EXCLUSIVE: Peacock has opted not to proceed with a second season of Brave New World. UCP, the studio behind the sci-fi drama series, based on Aldous Huxley’s groundbreaking novel, will shop it to other outlets.
“There will not be Season 2 of Brave New World on Peacock,” the streamer said in a statement to Deadline. “David Wiener created a thought-provoking and cinematic adaptation. We’re grateful to the cast and crew who brought this world to life. We look forward to telling more stories with David in the future.
This marks the first major TV series cancellation since Susan Rovner joined NBCUniversal earlier this month as Chairman, Entertainment Content, overseeing programming for television and streaming.
Brave New World was part of Peacock’s inaugural original slate and the only homegrown scripted series available at launch in July. The big-budget drama did not generate a lot of buzz among critics and fans. Like most streamers, Peacock does not release performance information on its shows.
Developed by Wiener based on Huxley’s dystopian novel, Brave New World imagines a utopian society that has achieved peace and stability through the prohibition of monogamy, privacy, money, family, and history itself. As citizens of New London, Bernard Marx (Harry Lloyd) and Lenina Crowne (Jessica Brown Findlay) embark on a vacation to the Savage Lands, where they become embroiled in a harrowing and violent rebellion. Bernard and Lenina are rescued by John the Savage (Alden Ehrenreich), who escapes with them back to New London.
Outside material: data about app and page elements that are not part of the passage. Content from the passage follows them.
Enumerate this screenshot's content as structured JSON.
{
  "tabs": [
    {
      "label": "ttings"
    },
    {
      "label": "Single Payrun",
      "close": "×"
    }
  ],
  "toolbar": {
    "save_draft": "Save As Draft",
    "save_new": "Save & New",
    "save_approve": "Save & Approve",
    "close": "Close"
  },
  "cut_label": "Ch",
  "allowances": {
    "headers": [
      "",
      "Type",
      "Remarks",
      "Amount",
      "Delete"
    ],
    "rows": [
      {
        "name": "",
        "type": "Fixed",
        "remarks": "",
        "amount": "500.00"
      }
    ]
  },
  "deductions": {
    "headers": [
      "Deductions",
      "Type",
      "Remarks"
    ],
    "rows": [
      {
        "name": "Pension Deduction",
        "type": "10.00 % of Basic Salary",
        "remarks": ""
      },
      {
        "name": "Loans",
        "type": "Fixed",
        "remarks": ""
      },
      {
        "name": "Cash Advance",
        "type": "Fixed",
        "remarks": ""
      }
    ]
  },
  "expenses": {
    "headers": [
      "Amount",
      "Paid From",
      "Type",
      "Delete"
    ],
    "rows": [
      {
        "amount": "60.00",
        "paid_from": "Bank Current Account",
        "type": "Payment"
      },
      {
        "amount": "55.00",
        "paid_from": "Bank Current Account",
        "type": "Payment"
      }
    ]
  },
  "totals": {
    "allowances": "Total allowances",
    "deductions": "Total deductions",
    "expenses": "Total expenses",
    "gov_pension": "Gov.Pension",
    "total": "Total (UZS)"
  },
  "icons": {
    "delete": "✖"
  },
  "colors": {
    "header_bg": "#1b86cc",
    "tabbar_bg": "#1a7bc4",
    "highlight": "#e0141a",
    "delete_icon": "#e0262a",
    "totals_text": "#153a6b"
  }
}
John’s arrival in the New World soon threatens to disrupt its utopian harmony, leaving Bernard and Lenina to grapple with the repercussions.
From UCP, in association with Amblin Television, the series is executive produced by Wiener and Grant Morrison, along with Darryl Frank and Justin Falvey, co-presidents of Amblin Television. Wiener also serves as showrunner. Owen Harris directed the first two episodes and executive produces the series.
Brave New World had a long journey to the screen. NBCUniversal’s Syfy and Amblin TV originally partnered to develop a scripted series based on Huxley’s classic in 2015. A year later, Morrison and Taylor were tapped to write the adaptation. In 2019, the project received a straight-to-series order by Syfy sibling USA Network. The series, whose Season 1 budget is said to be close to $100 million, later migrated to NBCU’s new streaming platform Peacock as its sole homegrown original scripted series at launch.